Georgetown: With Guyana holding a troubling record on drug trafficking, the long-anticipated National Drug Strategic Master Plan has been approved by the Cabinet and is currently being printed, according to Home Affairs Minister Clement Rohee.
The Minister further disclosed that the document is expected to be launched sometime in mid-November.
Previously, Rohee has stated that financial resources will have to be made available to the various Government agencies and departments that will be playing an active role in the implementation of the National Drug Strategic Master Plan.
The National Drug Strategic Master Plan comes at a time when calls are being made from all stakeholders for Government to implement measures to curb the increasing narcotic trafficking activities in Guyana.
The final draft of the master plan was completed by the taskforce.

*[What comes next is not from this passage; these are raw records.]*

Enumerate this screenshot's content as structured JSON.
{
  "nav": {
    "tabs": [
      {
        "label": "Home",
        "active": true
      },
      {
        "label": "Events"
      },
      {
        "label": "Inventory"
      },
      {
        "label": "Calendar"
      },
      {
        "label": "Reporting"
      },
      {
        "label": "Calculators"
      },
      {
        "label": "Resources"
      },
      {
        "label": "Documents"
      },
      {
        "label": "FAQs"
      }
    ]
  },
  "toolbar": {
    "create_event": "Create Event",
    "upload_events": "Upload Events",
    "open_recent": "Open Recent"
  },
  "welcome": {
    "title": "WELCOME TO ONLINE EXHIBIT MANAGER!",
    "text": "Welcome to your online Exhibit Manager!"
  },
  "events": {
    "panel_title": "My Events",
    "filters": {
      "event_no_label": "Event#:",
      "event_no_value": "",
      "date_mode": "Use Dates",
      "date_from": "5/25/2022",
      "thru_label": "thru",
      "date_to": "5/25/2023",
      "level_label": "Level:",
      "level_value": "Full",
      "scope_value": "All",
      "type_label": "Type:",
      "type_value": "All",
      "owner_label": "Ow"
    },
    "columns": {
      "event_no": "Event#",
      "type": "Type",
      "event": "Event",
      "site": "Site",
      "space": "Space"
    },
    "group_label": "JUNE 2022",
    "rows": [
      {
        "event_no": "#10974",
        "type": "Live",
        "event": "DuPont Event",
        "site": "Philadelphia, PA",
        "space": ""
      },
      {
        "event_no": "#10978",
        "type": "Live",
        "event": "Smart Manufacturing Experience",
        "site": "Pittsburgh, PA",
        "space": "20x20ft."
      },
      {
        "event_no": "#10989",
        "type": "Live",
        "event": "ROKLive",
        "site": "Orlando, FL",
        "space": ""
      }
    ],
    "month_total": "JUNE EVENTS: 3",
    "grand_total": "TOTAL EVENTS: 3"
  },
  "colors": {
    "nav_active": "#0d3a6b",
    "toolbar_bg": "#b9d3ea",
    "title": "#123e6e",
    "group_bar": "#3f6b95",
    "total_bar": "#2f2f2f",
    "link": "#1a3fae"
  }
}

This document will empower the necessary agencies to tackle the drug trade head-on, and, more so, stipulate heavier penalties for those who are found culpable of trafficking narcotics.
Since the previous National Drug Strategic Master Plan expired in 2009, there has been talk about crafting a new plan. The last master plan was unveiled in 2005 and lasted for five years. The $650 million plan comprises extensive measures to eliminate the scourge of narco-trafficking and its spin-off effects.
The Home Affairs Minister and, to a greater extent, the Government, came under fire after it was revealed that Guyana has links to the Mexican and Italian mafias.
In August last, during a search of one of the creeks branching off from the Waini River, a self-propelling semi-submersible (SPSS) vessel was discovered about two miles in, along with a camp consisting of three structures: the accommodation, workshop and generator areas.
Head of the Customs Anti-Narcotics Unit (CANU), James Singh had told the media that their intelligence is confident that the 65-foot long submersible vessel was constructed in Guyana since there were materials and information gathered at the camp that suggested same.
Additionally, Singh stated that it has been built for the sole purpose of transporting narcotics from Guyana across the Atlantic Ocean, most likely heading to Europe or Africa.
Over the years, concerns have been expressed by the Opposition political parties as they continuously reiterated calls for the National Drug Strategic Master Plan to be reinstated. Opposition Leader David Granger, as recently as last Friday, highlighted the importance of such a plan to curb the illicit activity.
In the recent National Drug Report for 2012, compiled by the Taskforce on Narcotic Drugs and Illicit Weapons, it was stated that CANU had intercepted 103.66 kilograms of cocaine valued some $93 million and 111.564kg of cannabis (ganja) valued in excess of $20 million.
During this period, 33 cases were made out and 36 persons charged. Further, the Guyana Revenue Authority’s Enforcement Unit seized 561.78kg of cocaine, valued $504.9 million, for which two cases were made out and two persons were charged.
In total, 151 people were charged for cocaine trafficking and/or consumption, in a total of 139 cases.